[App and web page records]
........

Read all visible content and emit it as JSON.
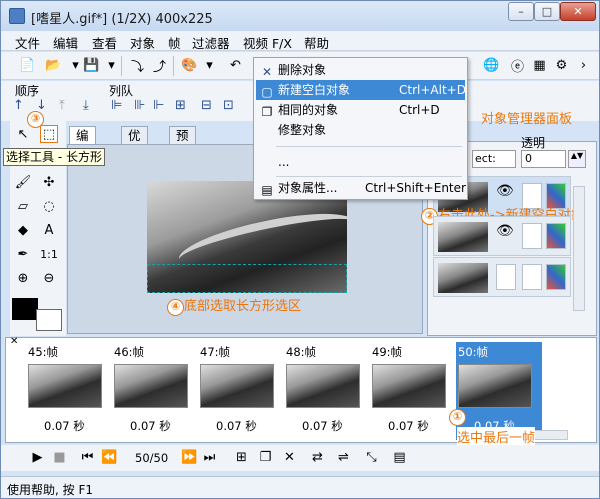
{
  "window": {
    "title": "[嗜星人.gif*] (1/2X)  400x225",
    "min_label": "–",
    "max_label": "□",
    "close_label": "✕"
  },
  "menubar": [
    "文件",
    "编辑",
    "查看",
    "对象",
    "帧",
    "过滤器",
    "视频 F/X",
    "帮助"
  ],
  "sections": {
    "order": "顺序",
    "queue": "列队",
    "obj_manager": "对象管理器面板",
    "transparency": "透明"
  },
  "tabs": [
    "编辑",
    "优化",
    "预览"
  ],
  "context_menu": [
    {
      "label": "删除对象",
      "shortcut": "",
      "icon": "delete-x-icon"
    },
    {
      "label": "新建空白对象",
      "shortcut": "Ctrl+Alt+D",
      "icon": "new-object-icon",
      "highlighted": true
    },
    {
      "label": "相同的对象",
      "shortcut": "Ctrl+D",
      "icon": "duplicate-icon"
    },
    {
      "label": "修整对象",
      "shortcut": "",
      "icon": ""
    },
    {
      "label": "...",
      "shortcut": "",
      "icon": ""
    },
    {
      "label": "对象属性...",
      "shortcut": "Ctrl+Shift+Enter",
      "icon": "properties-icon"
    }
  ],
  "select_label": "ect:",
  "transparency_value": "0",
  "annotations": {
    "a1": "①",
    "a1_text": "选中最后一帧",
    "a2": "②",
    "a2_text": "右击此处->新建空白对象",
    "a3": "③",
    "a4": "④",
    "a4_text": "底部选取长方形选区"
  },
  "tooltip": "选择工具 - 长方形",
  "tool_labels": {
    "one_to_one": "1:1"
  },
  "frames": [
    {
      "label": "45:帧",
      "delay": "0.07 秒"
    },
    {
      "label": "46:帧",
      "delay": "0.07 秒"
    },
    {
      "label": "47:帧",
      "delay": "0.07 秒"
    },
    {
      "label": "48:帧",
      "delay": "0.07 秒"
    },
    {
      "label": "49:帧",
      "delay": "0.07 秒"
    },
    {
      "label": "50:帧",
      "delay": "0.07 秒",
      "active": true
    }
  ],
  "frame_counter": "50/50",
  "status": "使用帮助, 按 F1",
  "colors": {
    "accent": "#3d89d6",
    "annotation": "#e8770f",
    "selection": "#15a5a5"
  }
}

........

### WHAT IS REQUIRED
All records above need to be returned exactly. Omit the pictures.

### EXERCISE ANSWER
Read all visible content and emit it as JSON.
{
  "window": {
    "title": "[嗜星人.gif*] (1/2X)  400x225",
    "min_label": "–",
    "max_label": "□",
    "close_label": "✕"
  },
  "menubar": [
    "文件",
    "编辑",
    "查看",
    "对象",
    "帧",
    "过滤器",
    "视频 F/X",
    "帮助"
  ],
  "sections": {
    "order": "顺序",
    "queue": "列队",
    "obj_manager": "对象管理器面板",
    "transparency": "透明"
  },
  "tabs": [
    "编辑",
    "优化",
    "预览"
  ],
  "context_menu": [
    {
      "label": "删除对象",
      "shortcut": "",
      "icon": "delete-x-icon"
    },
    {
      "label": "新建空白对象",
      "shortcut": "Ctrl+Alt+D",
      "icon": "new-object-icon",
      "highlighted": true
    },
    {
      "label": "相同的对象",
      "shortcut": "Ctrl+D",
      "icon": "duplicate-icon"
    },
    {
      "label": "修整对象",
      "shortcut": "",
      "icon": ""
    },
    {
      "label": "...",
      "shortcut": "",
      "icon": ""
    },
    {
      "label": "对象属性...",
      "shortcut": "Ctrl+Shift+Enter",
      "icon": "properties-icon"
    }
  ],
  "select_label": "ect:",
  "transparency_value": "0",
  "annotations": {
    "a1": "①",
    "a1_text": "选中最后一帧",
    "a2": "②",
    "a2_text": "右击此处->新建空白对象",
    "a3": "③",
    "a4": "④",
    "a4_text": "底部选取长方形选区"
  },
  "tooltip": "选择工具 - 长方形",
  "tool_labels": {
    "one_to_one": "1:1"
  },
  "frames": [
    {
      "label": "45:帧",
      "delay": "0.07 秒"
    },
    {
      "label": "46:帧",
      "delay": "0.07 秒"
    },
    {
      "label": "47:帧",
      "delay": "0.07 秒"
    },
    {
      "label": "48:帧",
      "delay": "0.07 秒"
    },
    {
      "label": "49:帧",
      "delay": "0.07 秒"
    },
    {
      "label": "50:帧",
      "delay": "0.07 秒",
      "active": true
    }
  ],
  "frame_counter": "50/50",
  "status": "使用帮助, 按 F1",
  "colors": {
    "accent": "#3d89d6",
    "annotation": "#e8770f",
    "selection": "#15a5a5"
  }
}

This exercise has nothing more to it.